Like de Golia, some voters told The Nevada Independent they completed and returned their mail ballots out of caution. Others did so out of convenience or eagerness.
Carol Edmund, a Carson City resident, didn’t want to endure long voting lines or any mailing snafus, so she dropped off her completed ballot Monday at the clerk’s office. But voting early also gave her some mental relief.
“It’s like dropping a hot potato,” she said. “I was glad to get rid of it.”
Edmund, 72, has never been registered with a political party, but she voted Democratic in 2016 and did so again this year. She said she is “frightened” by President Donald Trump.
“After seeing him in action, I haven’t changed my mind,” she said. “I think he’s really dangerous to us and not only us. I think we’re no longer a positive anything for the rest of the world.”
As the election nears amid a pandemic, politicians and advocacy groups have been especially vocal about urging people to make a voting plan. It’s a conversation Geoff Smith, 46, and his wife had in Reno. Smith said his wife thought he was being overly cautious about wanting to drop their ballots off at the Washoe County Registrar of Voters.
Maybe it’s because this is his first time voting in a presidential election, Smith said. Originally from Canada, he became a United States citizen in late 2017.
“I just wanted to have as few people handle the ballot as possible,” said Smith, an archeology professor at the University of Nevada, Reno.
Smith’s ballot included a vote for former Vice President Joe Biden and his running mate, Kamala Harris. After dropping his ballot off in person, he received an “I Voted” sticker.
Jack Love, on the other hand, had no qualms about sending his completed ballot through the mail. The Summerlin resident dropped his ballot in the mailbox down the street on Saturday. Usually, he participates in early voting. But completing his mail ballot just seemed easier.

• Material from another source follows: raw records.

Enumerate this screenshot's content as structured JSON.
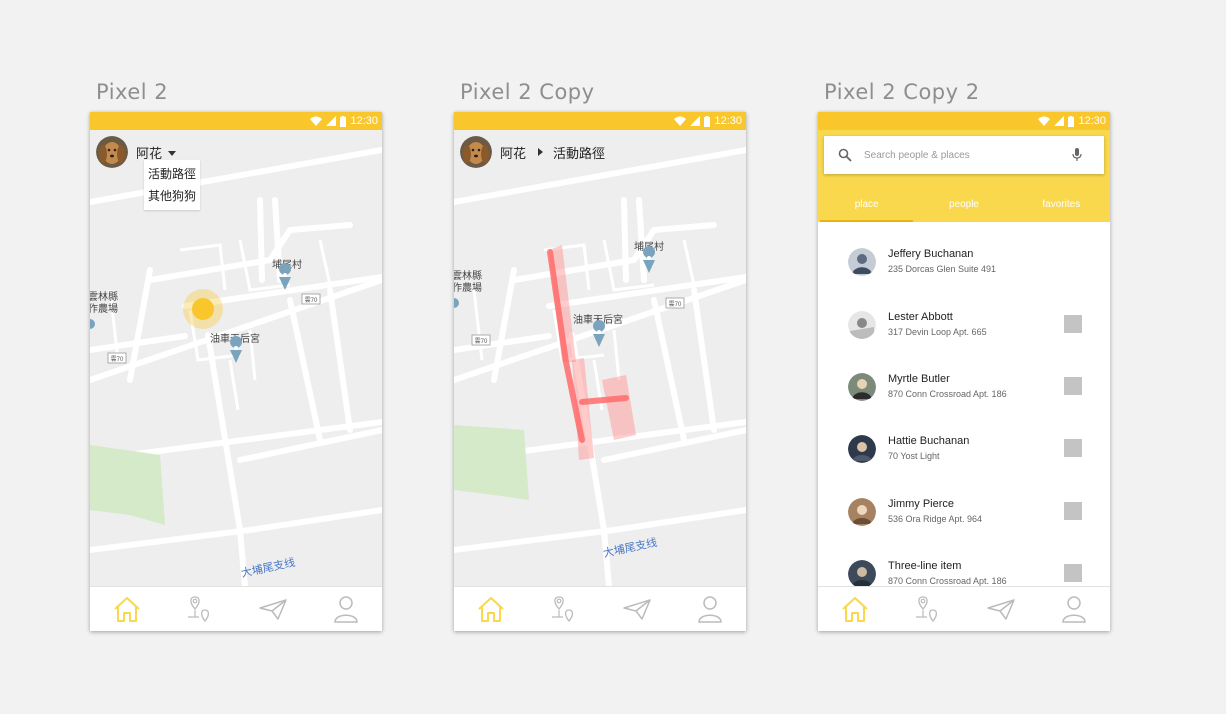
{
  "artboards": [
    {
      "title": "Pixel 2"
    },
    {
      "title": "Pixel 2 Copy"
    },
    {
      "title": "Pixel 2 Copy 2"
    }
  ],
  "status_bar": {
    "time": "12:30",
    "color": "#f9c72b"
  },
  "user": {
    "name": "阿花"
  },
  "dropdown": {
    "items": [
      "活動路徑",
      "其他狗狗"
    ]
  },
  "route": {
    "label": "活動路徑"
  },
  "map_labels": {
    "village": "埔尾村",
    "temple": "油車天后宮",
    "farm_line1": "雲林縣",
    "farm_line2": "作農場",
    "farm2_line1": "雲林縣",
    "farm2_line2": "作農場",
    "road_sign": "雲70",
    "branch_line": "大埔尾支线"
  },
  "search": {
    "placeholder": "Search people & places"
  },
  "tabs": [
    "place",
    "people",
    "favorites"
  ],
  "people": [
    {
      "name": "Jeffery Buchanan",
      "address": "235 Dorcas Glen Suite 491",
      "has_checkbox": false
    },
    {
      "name": "Lester Abbott",
      "address": "317 Devin Loop Apt. 665",
      "has_checkbox": true
    },
    {
      "name": "Myrtle Butler",
      "address": "870 Conn Crossroad Apt. 186",
      "has_checkbox": true
    },
    {
      "name": "Hattie Buchanan",
      "address": "70 Yost Light",
      "has_checkbox": true
    },
    {
      "name": "Jimmy Pierce",
      "address": "536 Ora Ridge Apt. 964",
      "has_checkbox": true
    },
    {
      "name": "Three-line item",
      "address": "870 Conn Crossroad Apt. 186",
      "has_checkbox": true
    }
  ],
  "nav_icons": [
    "home-icon",
    "places-icon",
    "send-icon",
    "profile-icon"
  ],
  "colors": {
    "accent": "#f9c72b",
    "header_yellow": "#f9d84e",
    "route_red": "#ff6b6b",
    "location_dot": "#f9c72b"
  }
}
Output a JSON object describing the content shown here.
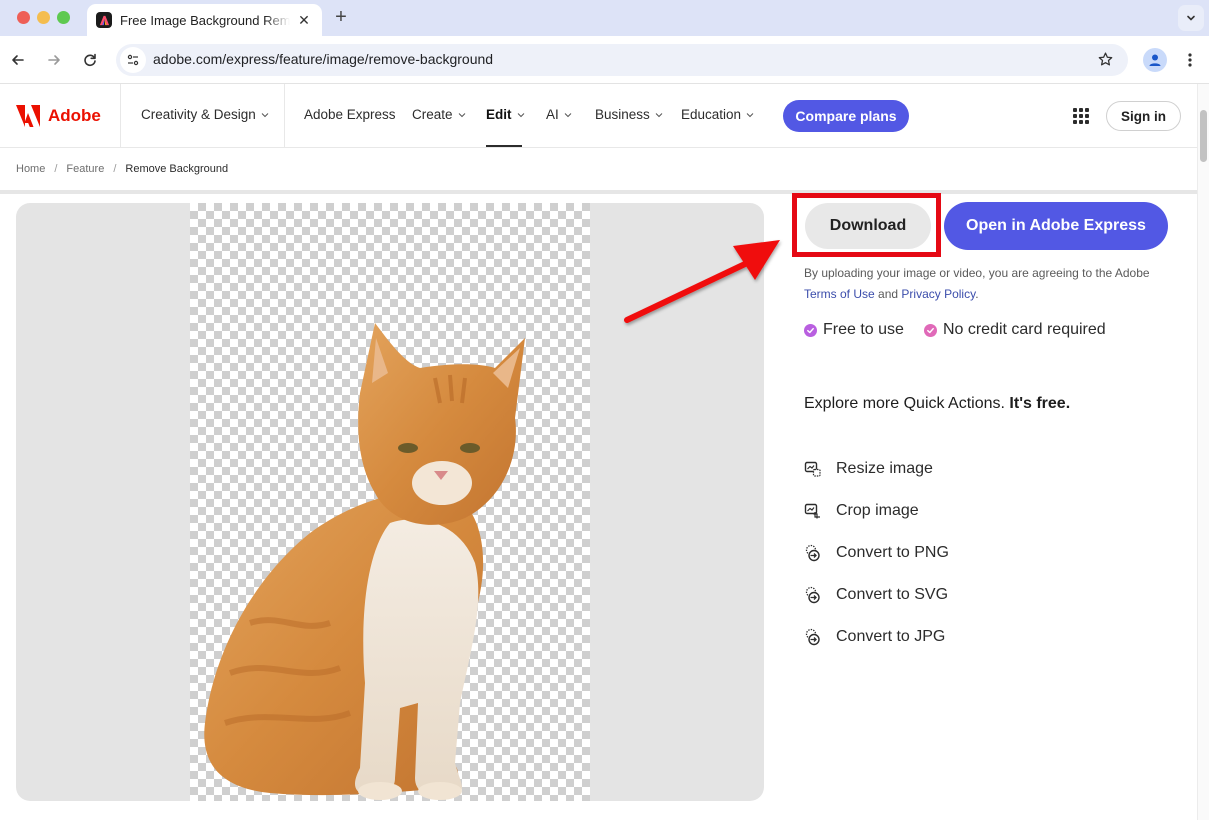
{
  "browser": {
    "tab": {
      "title": "Free Image Background Remover",
      "favicon": "adobe-express-favicon",
      "close_icon": "close-icon"
    },
    "new_tab_icon": "plus-icon",
    "tab_menu_icon": "chevron-down-icon",
    "nav": {
      "back": "arrow-left-icon",
      "forward": "arrow-right-icon",
      "reload": "reload-icon"
    },
    "url": "adobe.com/express/feature/image/remove-background",
    "site_info_icon": "tune-icon",
    "bookmark_icon": "star-icon",
    "profile_icon": "person-icon",
    "menu_icon": "kebab-icon"
  },
  "header": {
    "brand": "Adobe",
    "nav_items": [
      {
        "label": "Creativity & Design",
        "dropdown": true
      },
      {
        "label": "Adobe Express",
        "dropdown": false
      },
      {
        "label": "Create",
        "dropdown": true
      },
      {
        "label": "Edit",
        "dropdown": true,
        "active": true
      },
      {
        "label": "AI",
        "dropdown": true
      },
      {
        "label": "Business",
        "dropdown": true
      },
      {
        "label": "Education",
        "dropdown": true
      }
    ],
    "cta": "Compare plans",
    "apps_icon": "app-grid-icon",
    "sign_in": "Sign in"
  },
  "breadcrumb": {
    "items": [
      "Home",
      "Feature",
      "Remove Background"
    ],
    "separator": "/"
  },
  "preview": {
    "subject": "Orange tabby cat with background removed (transparent checkerboard)"
  },
  "panel": {
    "download": "Download",
    "open_in_express": "Open in Adobe Express",
    "legal_prefix": "By uploading your image or video, you are agreeing to the Adobe",
    "terms_link": "Terms of Use",
    "legal_and": "and",
    "privacy_link": "Privacy Policy",
    "legal_suffix": ".",
    "perks": [
      {
        "label": "Free to use",
        "color": "#b95fe0"
      },
      {
        "label": "No credit card required",
        "color": "#e069b8"
      }
    ],
    "explore_text": "Explore more Quick Actions.",
    "explore_bold": "It's free.",
    "quick_actions": [
      {
        "label": "Resize image",
        "icon": "resize-image-icon"
      },
      {
        "label": "Crop image",
        "icon": "crop-image-icon"
      },
      {
        "label": "Convert to PNG",
        "icon": "convert-icon"
      },
      {
        "label": "Convert to SVG",
        "icon": "convert-icon"
      },
      {
        "label": "Convert to JPG",
        "icon": "convert-icon"
      }
    ]
  },
  "annotation": {
    "highlight_color": "#e50914",
    "target": "Download"
  },
  "colors": {
    "accent": "#5258e4",
    "adobe_red": "#eb1000",
    "link": "#3b4dab"
  }
}
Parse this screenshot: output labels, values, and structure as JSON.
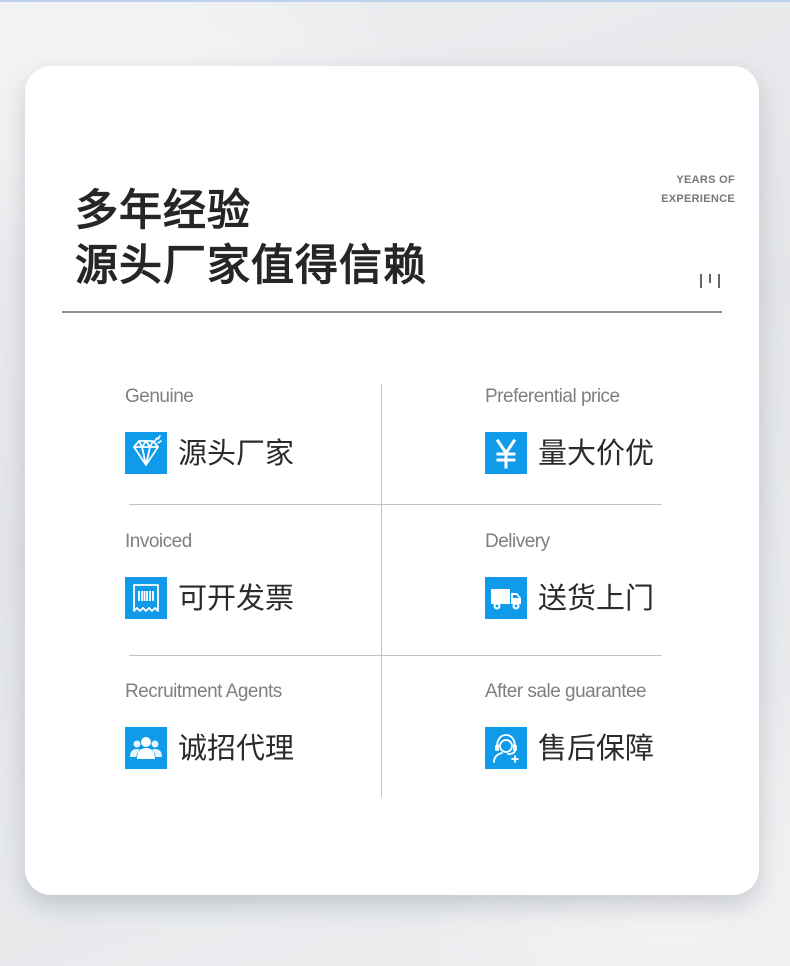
{
  "headline": {
    "line1": "多年经验",
    "line2": "源头厂家值得信赖"
  },
  "badge": {
    "line1": "YEARS OF",
    "line2": "EXPERIENCE"
  },
  "accent_color": "#0f9bea",
  "features": [
    {
      "en": "Genuine",
      "cn": "源头厂家",
      "icon": "diamond-icon"
    },
    {
      "en": "Preferential price",
      "cn": "量大价优",
      "icon": "yen-icon"
    },
    {
      "en": "Invoiced",
      "cn": "可开发票",
      "icon": "receipt-icon"
    },
    {
      "en": "Delivery",
      "cn": "送货上门",
      "icon": "truck-icon"
    },
    {
      "en": "Recruitment Agents",
      "cn": "诚招代理",
      "icon": "users-icon"
    },
    {
      "en": "After sale guarantee",
      "cn": "售后保障",
      "icon": "support-agent-icon"
    }
  ]
}
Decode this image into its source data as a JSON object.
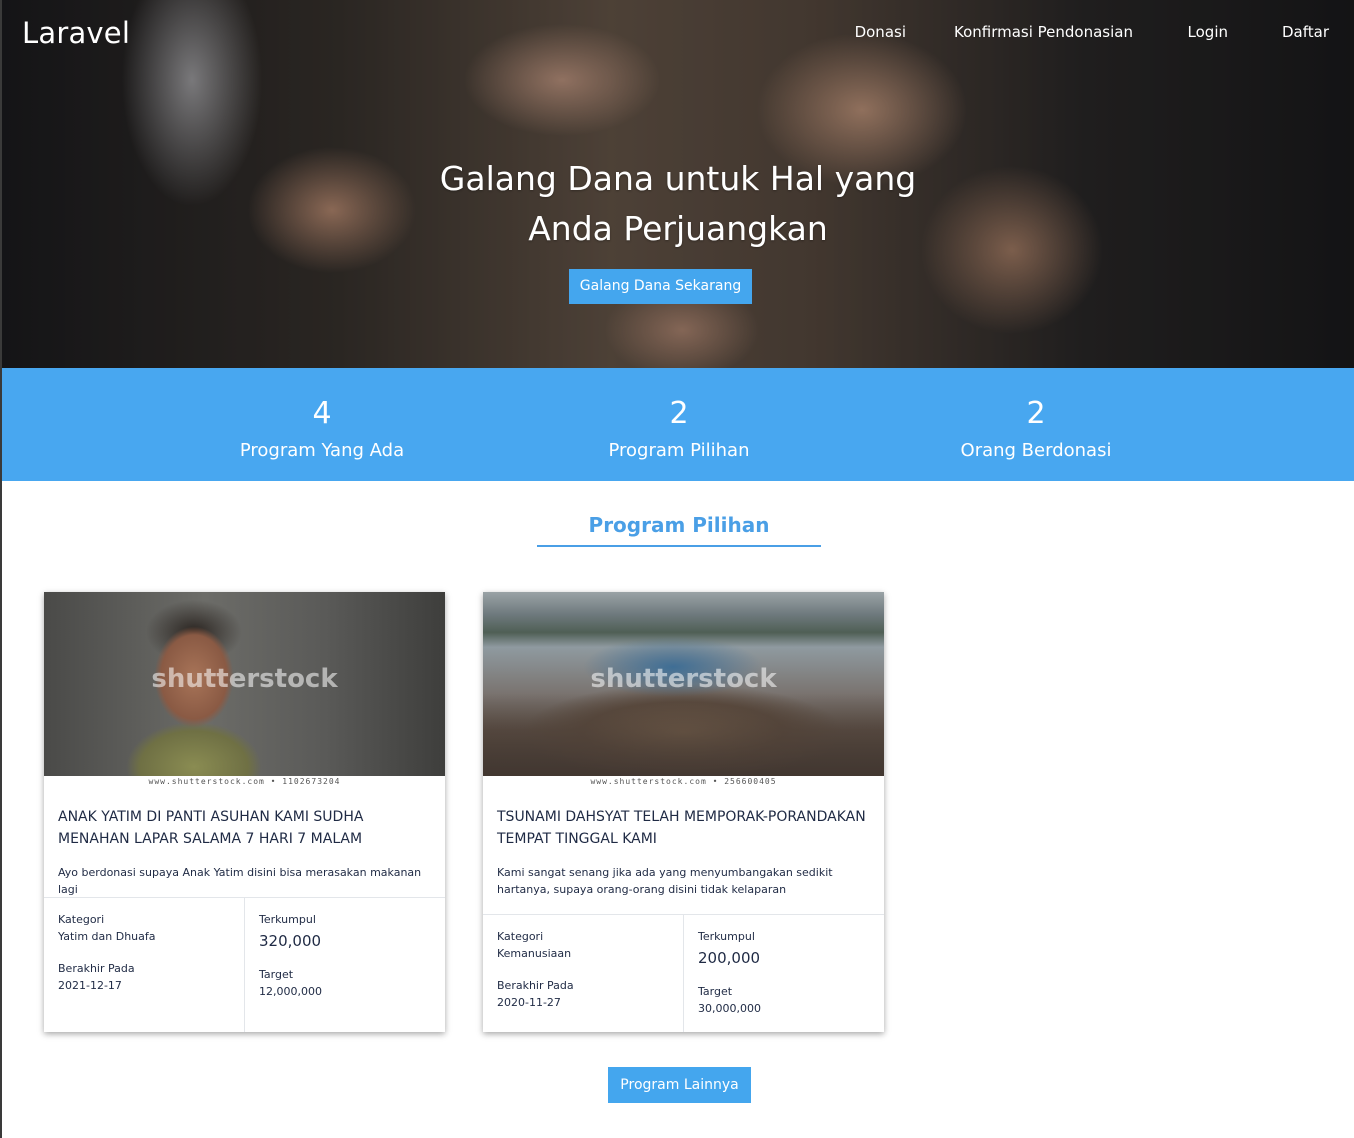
{
  "brand": "Laravel",
  "nav": {
    "items": [
      {
        "label": "Donasi"
      },
      {
        "label": "Konfirmasi Pendonasian"
      },
      {
        "label": "Login"
      },
      {
        "label": "Daftar"
      }
    ]
  },
  "hero": {
    "title_line1": "Galang Dana untuk Hal yang",
    "title_line2": "Anda Perjuangkan",
    "button_label": "Galang Dana Sekarang"
  },
  "stats": [
    {
      "value": "4",
      "label": "Program Yang Ada"
    },
    {
      "value": "2",
      "label": "Program Pilihan"
    },
    {
      "value": "2",
      "label": "Orang Berdonasi"
    }
  ],
  "section": {
    "title": "Program Pilihan"
  },
  "cards": [
    {
      "image_watermark": "shutterstock",
      "image_credit": "www.shutterstock.com • 1102673204",
      "title": "ANAK YATIM DI PANTI ASUHAN KAMI SUDHA MENAHAN LAPAR SALAMA 7 HARI 7 MALAM",
      "description": "Ayo berdonasi supaya Anak Yatim disini bisa merasakan makanan lagi",
      "category_label": "Kategori",
      "category_value": "Yatim dan Dhuafa",
      "end_label": "Berakhir Pada",
      "end_value": "2021-12-17",
      "collected_label": "Terkumpul",
      "collected_value": "320,000",
      "target_label": "Target",
      "target_value": "12,000,000"
    },
    {
      "image_watermark": "shutterstock",
      "image_credit": "www.shutterstock.com • 256600405",
      "title": "TSUNAMI DAHSYAT TELAH MEMPORAK-PORANDAKAN TEMPAT TINGGAL KAMI",
      "description": "Kami sangat senang jika ada yang menyumbangakan sedikit hartanya, supaya orang-orang disini tidak kelaparan",
      "category_label": "Kategori",
      "category_value": "Kemanusiaan",
      "end_label": "Berakhir Pada",
      "end_value": "2020-11-27",
      "collected_label": "Terkumpul",
      "collected_value": "200,000",
      "target_label": "Target",
      "target_value": "30,000,000"
    }
  ],
  "more_button_label": "Program Lainnya",
  "colors": {
    "accent": "#48a7f0",
    "section_title": "#4a9fe6",
    "text": "#1f2a44"
  }
}
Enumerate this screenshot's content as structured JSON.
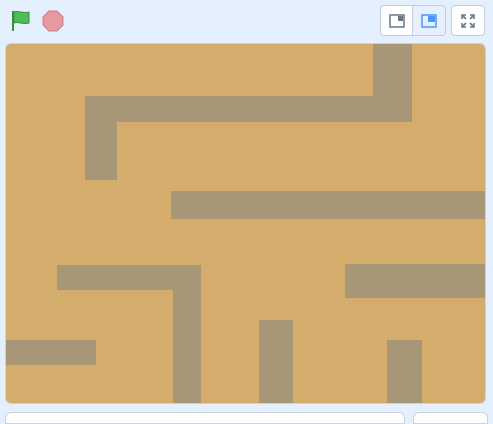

“I have faith in the post office,” he said. “I think here in Las Vegas, our system is not overwhelmed the way it can be in some of the larger cities.”
His haste to vote wasn’t motivated by the presidential election, though. Love, 55, said he filled in the “none of these candidates” bubble for the president. He’s not a fan of Trump or Biden. Instead, Love described himself as a “100 percent Bernie Sanders supporter.”
“I don’t like his policy positions,” he said, referring to Biden. “I don’t like the fact that he was the least popular candidate in the Democratic primary, and he’s only there because the machine gifted it to him.”
Even though Sanders has endorsed Biden, Love said that wasn’t enough for him. But he wanted to weigh in on state and local races as well as ballot questions.
Daryn Firicano, 39, said he quickly filled out his mail ballot because his biggest motivation is ousting Trump from the Oval Office. He voted for Biden and other Democrats straight down the ballot.
Firicano, a Las Vegas resident who’s in medical device sales, said he used to vote for candidates from both parties, but the politicization of issues such as the pandemic and climate change led to a party-line ticket this year.
“It just becomes harder and harder to support basically any Republican,” he said. “Ask me 15 or 16 years ago, I may have been more sympathetic to Republican ideas.”
Dr. Samir Qamar, chief executive officer of MedLion Clinic, made his voting plan based on science. So after receiving his mail ballot Friday, he filled in the bubbles and put it back in the mail Saturday.
“I would say because of the pandemic and the way it’s so infectious, as a doctor, I thought it was best to vote by mail,” he said.
Qamar, a registered nonpartisan, kept his candidate choices to himself, though.
“I tried to vote for character,” he said, without disclosing names.